Ever since Judge’s Ruling in June to remove Roe v. Wade, the almost 50-year historic judgment which allowed abortion in every state, Google searches for “DIY abortion” suddenly soared.
Searches for herbs have increased as well, including those for “pennyroyal” and “mugwort,” according to popular Facebook postings and TikTok videos.
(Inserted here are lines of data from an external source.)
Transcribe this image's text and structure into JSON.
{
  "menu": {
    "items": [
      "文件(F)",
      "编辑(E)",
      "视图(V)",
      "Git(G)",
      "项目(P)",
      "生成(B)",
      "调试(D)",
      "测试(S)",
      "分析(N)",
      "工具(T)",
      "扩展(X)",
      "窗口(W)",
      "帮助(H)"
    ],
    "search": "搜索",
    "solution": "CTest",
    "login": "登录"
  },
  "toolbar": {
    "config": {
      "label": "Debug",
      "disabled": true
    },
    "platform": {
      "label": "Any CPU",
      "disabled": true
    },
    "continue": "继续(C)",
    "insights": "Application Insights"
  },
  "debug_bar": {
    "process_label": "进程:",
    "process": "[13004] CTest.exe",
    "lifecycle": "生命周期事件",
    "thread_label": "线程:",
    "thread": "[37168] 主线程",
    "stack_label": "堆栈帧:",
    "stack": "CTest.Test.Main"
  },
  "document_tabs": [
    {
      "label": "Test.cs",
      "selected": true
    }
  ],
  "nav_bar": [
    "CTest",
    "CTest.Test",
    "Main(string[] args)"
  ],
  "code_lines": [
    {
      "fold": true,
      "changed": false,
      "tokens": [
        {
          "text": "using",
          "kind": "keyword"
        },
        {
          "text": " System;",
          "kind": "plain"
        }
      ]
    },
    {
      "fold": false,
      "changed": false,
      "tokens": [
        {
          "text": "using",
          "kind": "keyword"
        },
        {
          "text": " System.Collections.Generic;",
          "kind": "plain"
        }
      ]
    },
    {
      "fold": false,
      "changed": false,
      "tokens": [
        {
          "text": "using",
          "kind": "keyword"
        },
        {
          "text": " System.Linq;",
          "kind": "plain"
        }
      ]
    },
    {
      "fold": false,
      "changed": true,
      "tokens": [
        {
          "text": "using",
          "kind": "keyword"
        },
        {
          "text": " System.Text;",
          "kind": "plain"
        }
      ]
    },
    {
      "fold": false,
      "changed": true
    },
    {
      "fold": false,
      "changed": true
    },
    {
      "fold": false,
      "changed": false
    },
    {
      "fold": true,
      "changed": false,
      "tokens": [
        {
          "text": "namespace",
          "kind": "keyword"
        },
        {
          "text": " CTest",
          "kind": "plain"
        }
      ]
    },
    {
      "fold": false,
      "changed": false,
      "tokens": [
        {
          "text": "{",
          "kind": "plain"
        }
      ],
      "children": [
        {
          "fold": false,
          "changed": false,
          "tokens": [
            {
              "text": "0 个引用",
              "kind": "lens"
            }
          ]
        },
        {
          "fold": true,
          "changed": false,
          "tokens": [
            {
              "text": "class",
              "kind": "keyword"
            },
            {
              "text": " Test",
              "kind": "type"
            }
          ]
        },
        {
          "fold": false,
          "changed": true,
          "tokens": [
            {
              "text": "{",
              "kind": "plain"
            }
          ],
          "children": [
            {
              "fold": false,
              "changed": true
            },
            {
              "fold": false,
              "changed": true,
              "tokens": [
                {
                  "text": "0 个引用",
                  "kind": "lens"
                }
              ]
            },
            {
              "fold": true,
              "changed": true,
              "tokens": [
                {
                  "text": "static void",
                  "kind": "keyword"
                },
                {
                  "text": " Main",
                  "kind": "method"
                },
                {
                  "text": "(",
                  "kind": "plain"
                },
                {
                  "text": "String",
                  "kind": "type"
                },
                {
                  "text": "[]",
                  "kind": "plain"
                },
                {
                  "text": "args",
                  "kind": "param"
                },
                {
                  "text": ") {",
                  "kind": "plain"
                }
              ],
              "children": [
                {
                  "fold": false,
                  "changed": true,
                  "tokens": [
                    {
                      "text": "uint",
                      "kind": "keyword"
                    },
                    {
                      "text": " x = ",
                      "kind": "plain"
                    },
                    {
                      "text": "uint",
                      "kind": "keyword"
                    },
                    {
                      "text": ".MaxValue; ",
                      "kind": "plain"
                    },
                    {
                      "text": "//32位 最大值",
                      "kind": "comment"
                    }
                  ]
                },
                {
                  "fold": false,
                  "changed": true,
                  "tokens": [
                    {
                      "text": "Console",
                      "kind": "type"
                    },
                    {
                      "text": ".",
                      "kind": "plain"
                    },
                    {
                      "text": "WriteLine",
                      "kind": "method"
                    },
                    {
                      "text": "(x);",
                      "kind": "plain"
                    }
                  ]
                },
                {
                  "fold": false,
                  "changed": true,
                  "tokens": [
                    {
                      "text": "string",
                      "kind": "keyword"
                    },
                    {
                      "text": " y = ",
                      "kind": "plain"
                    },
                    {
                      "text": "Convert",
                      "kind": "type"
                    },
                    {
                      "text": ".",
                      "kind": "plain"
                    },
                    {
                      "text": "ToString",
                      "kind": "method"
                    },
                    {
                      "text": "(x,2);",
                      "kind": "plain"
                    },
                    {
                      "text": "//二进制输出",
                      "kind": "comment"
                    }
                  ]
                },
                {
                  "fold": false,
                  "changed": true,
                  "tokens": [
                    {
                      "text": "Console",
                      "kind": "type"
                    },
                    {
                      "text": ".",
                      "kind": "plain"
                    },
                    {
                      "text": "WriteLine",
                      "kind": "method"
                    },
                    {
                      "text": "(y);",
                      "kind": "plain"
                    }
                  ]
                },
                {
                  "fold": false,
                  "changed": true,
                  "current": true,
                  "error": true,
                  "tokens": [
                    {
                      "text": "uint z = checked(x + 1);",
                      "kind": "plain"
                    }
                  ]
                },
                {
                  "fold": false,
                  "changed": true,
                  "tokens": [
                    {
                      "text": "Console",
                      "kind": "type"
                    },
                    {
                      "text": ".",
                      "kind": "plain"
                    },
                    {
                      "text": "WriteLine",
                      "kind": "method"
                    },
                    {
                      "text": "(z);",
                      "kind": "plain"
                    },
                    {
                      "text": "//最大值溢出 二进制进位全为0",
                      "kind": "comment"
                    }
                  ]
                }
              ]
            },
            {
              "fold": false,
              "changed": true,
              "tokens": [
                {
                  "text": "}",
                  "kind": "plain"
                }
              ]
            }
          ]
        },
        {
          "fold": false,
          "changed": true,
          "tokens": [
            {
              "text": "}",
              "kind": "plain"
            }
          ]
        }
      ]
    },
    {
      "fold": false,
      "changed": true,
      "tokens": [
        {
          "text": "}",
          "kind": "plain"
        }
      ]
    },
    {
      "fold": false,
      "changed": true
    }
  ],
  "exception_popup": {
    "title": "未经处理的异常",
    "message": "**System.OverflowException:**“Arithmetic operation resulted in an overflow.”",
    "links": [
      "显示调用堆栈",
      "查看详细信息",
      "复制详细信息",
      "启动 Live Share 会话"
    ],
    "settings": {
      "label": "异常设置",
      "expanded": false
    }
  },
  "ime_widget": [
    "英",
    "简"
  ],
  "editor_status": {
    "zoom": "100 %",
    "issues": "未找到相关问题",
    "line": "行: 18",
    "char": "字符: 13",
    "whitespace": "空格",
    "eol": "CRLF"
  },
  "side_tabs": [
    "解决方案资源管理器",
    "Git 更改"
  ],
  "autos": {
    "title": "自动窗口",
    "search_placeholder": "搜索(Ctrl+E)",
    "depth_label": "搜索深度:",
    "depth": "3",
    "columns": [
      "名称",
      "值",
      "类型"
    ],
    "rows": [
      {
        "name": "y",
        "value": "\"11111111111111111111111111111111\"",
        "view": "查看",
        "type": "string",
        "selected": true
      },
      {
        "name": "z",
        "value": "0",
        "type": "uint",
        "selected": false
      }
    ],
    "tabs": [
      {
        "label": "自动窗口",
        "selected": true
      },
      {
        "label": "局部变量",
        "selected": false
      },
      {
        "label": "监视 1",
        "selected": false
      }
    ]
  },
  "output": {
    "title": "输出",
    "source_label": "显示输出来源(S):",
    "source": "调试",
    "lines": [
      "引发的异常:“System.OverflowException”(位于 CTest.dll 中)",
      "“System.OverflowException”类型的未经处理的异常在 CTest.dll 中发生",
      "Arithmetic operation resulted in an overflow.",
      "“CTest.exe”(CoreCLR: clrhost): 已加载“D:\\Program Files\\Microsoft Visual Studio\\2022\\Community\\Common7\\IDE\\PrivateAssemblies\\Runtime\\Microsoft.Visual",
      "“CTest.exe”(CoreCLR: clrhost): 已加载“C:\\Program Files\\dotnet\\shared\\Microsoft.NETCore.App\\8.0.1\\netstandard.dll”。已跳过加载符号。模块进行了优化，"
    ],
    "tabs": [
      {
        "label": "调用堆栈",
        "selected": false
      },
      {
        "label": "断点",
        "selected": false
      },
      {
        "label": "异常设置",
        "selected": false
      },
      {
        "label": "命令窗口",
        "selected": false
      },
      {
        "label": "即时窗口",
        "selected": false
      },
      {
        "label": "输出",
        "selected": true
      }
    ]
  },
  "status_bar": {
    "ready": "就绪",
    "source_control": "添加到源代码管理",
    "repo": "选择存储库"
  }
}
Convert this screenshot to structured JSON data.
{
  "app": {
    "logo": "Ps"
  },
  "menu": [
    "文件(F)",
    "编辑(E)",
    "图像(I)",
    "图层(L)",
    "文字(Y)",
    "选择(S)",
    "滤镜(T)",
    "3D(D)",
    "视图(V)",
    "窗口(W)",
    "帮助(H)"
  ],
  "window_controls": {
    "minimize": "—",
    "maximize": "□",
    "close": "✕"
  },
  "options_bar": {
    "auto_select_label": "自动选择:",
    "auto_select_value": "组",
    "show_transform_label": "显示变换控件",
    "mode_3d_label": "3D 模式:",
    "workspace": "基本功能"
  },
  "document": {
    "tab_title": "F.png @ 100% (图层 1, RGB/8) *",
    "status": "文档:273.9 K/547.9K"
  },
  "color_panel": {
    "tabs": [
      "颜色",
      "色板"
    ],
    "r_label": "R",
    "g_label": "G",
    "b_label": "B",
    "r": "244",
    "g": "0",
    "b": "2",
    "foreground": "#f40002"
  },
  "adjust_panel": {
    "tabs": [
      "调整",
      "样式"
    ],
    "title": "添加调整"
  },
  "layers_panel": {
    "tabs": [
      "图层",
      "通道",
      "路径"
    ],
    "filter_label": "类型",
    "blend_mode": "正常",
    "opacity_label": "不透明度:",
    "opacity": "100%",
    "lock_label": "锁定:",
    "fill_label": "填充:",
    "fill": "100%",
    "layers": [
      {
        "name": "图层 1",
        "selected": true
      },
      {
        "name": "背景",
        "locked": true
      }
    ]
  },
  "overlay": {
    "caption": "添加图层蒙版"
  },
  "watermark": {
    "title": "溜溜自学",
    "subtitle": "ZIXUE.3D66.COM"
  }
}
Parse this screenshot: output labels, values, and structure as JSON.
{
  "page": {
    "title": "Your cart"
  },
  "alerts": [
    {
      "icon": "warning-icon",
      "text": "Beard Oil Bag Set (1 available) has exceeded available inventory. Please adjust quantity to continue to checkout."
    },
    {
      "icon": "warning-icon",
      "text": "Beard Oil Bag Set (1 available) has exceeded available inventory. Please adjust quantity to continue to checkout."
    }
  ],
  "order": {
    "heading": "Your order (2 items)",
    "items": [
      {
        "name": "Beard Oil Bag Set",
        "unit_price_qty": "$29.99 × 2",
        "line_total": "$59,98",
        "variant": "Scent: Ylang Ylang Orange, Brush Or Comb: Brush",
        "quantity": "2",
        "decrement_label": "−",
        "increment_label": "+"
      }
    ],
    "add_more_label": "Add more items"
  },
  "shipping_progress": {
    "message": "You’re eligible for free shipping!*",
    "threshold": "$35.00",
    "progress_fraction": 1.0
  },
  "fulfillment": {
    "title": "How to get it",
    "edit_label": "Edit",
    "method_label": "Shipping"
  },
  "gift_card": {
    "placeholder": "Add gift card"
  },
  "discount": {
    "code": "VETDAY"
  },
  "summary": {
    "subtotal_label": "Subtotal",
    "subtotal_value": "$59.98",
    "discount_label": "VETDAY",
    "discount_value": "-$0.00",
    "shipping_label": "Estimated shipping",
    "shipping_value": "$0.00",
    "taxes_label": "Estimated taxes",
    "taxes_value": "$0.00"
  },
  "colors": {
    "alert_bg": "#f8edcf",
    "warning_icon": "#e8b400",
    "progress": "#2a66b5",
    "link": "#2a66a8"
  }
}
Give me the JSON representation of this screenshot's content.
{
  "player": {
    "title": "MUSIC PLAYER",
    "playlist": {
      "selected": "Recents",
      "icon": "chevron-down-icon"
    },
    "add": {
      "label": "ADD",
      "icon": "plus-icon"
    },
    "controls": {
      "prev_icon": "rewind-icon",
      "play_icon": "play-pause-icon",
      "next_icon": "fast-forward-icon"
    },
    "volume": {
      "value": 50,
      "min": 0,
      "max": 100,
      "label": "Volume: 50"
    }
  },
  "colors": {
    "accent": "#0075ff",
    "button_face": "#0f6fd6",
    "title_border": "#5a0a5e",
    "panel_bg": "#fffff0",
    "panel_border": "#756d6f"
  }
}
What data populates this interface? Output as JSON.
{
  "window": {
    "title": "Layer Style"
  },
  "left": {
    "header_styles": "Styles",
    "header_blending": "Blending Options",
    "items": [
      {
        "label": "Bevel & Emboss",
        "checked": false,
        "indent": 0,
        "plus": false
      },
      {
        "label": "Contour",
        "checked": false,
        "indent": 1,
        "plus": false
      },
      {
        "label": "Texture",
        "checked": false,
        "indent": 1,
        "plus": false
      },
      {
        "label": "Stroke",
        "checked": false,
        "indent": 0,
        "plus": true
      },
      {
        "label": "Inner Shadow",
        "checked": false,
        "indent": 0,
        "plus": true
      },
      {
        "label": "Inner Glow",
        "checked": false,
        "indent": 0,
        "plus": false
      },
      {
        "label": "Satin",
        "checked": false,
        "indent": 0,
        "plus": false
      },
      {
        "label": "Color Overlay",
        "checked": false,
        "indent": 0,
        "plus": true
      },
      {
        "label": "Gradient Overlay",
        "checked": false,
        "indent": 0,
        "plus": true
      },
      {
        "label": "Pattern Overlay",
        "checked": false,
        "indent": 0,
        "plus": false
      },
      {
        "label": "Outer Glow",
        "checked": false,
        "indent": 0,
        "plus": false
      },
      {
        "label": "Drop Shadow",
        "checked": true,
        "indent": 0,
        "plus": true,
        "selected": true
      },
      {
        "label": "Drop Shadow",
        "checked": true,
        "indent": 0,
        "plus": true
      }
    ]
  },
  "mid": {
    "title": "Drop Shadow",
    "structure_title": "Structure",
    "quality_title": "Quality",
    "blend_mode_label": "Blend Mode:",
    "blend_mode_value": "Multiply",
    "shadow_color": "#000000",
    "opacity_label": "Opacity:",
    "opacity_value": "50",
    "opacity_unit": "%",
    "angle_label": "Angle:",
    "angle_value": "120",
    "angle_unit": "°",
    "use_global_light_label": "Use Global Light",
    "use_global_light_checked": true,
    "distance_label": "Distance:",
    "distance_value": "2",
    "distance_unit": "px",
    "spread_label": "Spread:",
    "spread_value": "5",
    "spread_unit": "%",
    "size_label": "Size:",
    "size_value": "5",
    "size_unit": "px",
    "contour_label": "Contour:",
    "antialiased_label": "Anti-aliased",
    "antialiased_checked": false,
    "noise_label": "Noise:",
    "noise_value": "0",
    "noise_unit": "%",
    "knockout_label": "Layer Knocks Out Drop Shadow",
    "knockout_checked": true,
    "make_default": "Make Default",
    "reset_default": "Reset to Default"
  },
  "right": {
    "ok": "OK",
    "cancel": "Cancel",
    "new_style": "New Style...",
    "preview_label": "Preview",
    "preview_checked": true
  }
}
Over 250,000 people have watched a video that demonstrates how to muddle these herbs into a tea that is suitable for drinking.
Rachael Piltch-Loeb, an associate research scientist at the School of Global Public Health of New York University and a scholar in emergency management at the Harvard T.H. Chan School of Public Health, asserted that “false news flourishes whenever there is a misunderstanding.” There’s really “such a void of choices around nowadays,” which is why individuals are resorting to such alternative products.
However, specialists advise against using herbal remedies while pregnant because they can endanger the mother and fetus in the short and long term.
Even without federal standards, it is challenging to determine the precise species of plants, quantity, and dosage required to deliver the intended medical goal of avoiding side effects.
While some well-meaning social media users may be sharing herbal cures to legitimately assist those experiencing unintended pregnancies, Piltch-Loeb claimed that some of these messages are likely the work of disinformation engines looking to sow doubt and erode public confidence.